» WHAT IS NEEDED
When a line in the entries below contains the word "Pompéia", copy that line.

» Collected data entries
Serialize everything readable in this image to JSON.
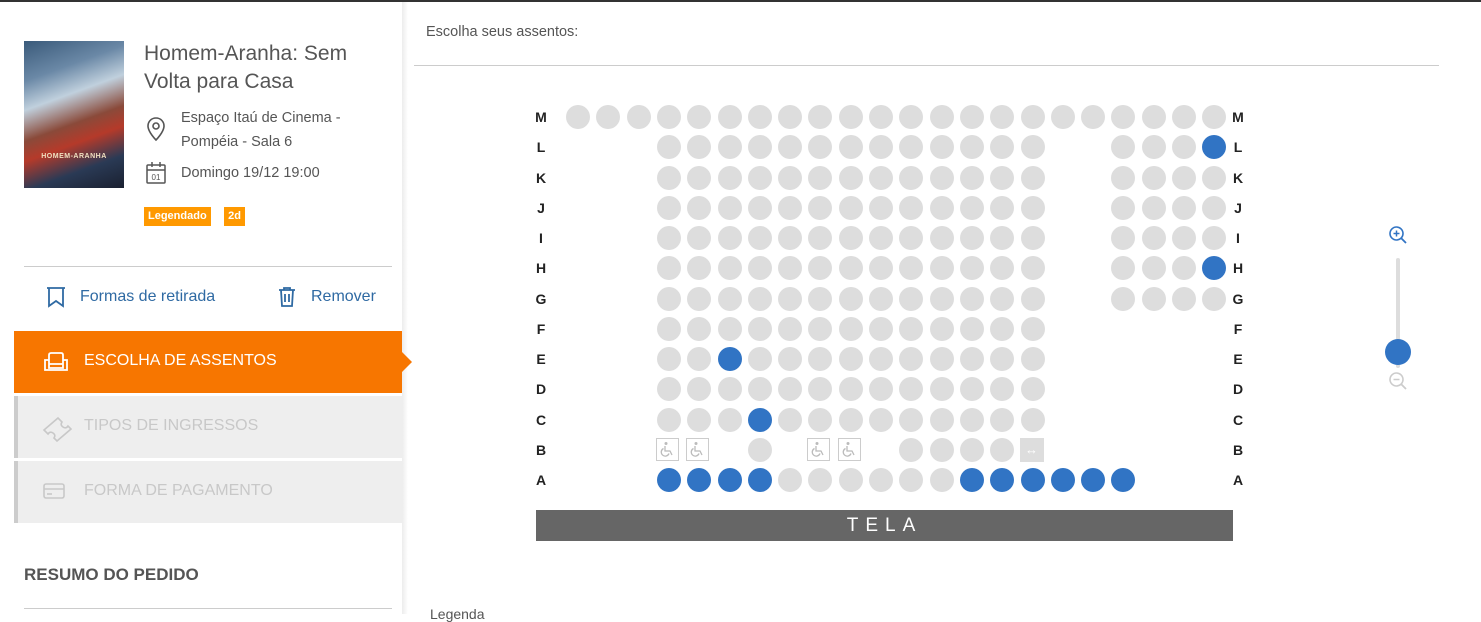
{
  "movie": {
    "title": "Homem-Aranha: Sem Volta para Casa",
    "poster_text": "HOMEM-ARANHA",
    "cinema": "Espaço Itaú de Cinema - Pompéia - Sala 6",
    "cinema_line1": "Espaço Itaú de Cinema -",
    "cinema_line2": "Pompéia - Sala 6",
    "datetime": "Domingo 19/12 19:00",
    "calendar_icon_day": "01",
    "badges": [
      "Legendado",
      "2d"
    ]
  },
  "actions": {
    "pickup_label": "Formas de retirada",
    "remove_label": "Remover"
  },
  "steps": [
    {
      "label": "ESCOLHA DE ASSENTOS",
      "state": "active"
    },
    {
      "label": "TIPOS DE INGRESSOS",
      "state": "disabled"
    },
    {
      "label": "FORMA DE PAGAMENTO",
      "state": "disabled"
    }
  ],
  "summary": {
    "title": "RESUMO DO PEDIDO"
  },
  "seat_map": {
    "heading": "Escolha seus assentos:",
    "screen_label": "TELA",
    "rows": [
      "M",
      "L",
      "K",
      "J",
      "I",
      "H",
      "G",
      "F",
      "E",
      "D",
      "C",
      "B",
      "A"
    ],
    "row_counts": {
      "M": 22,
      "L": 16,
      "K": 16,
      "J": 16,
      "I": 16,
      "H": 16,
      "G": 16,
      "F": 13,
      "E": 13,
      "D": 13,
      "C": 13,
      "B": 9,
      "A": 16
    },
    "taken_seats": [
      "L-last",
      "H-last",
      "E-3",
      "C-4",
      "A-1",
      "A-2",
      "A-3",
      "A-4",
      "A-11",
      "A-12",
      "A-13",
      "A-14",
      "A-15",
      "A-16"
    ],
    "wheelchair_seats": 4,
    "companion_seats": 1,
    "colors": {
      "available": "#dddddd",
      "taken": "#3174c4",
      "accent": "#f77600",
      "badge": "#ff9900"
    }
  },
  "legend": {
    "partial_text": "Legenda"
  },
  "icons": [
    "map-pin-icon",
    "calendar-icon",
    "ticket-holder-icon",
    "trash-icon",
    "seat-icon",
    "ticket-icon",
    "card-icon",
    "zoom-in-icon",
    "zoom-out-icon",
    "wheelchair-icon",
    "companion-icon"
  ]
}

» SOLUTION FOR THIS EXERCISE
    "cinema": "Espaço Itaú de Cinema - Pompéia - Sala 6",
    "cinema_line2": "Pompéia - Sala 6",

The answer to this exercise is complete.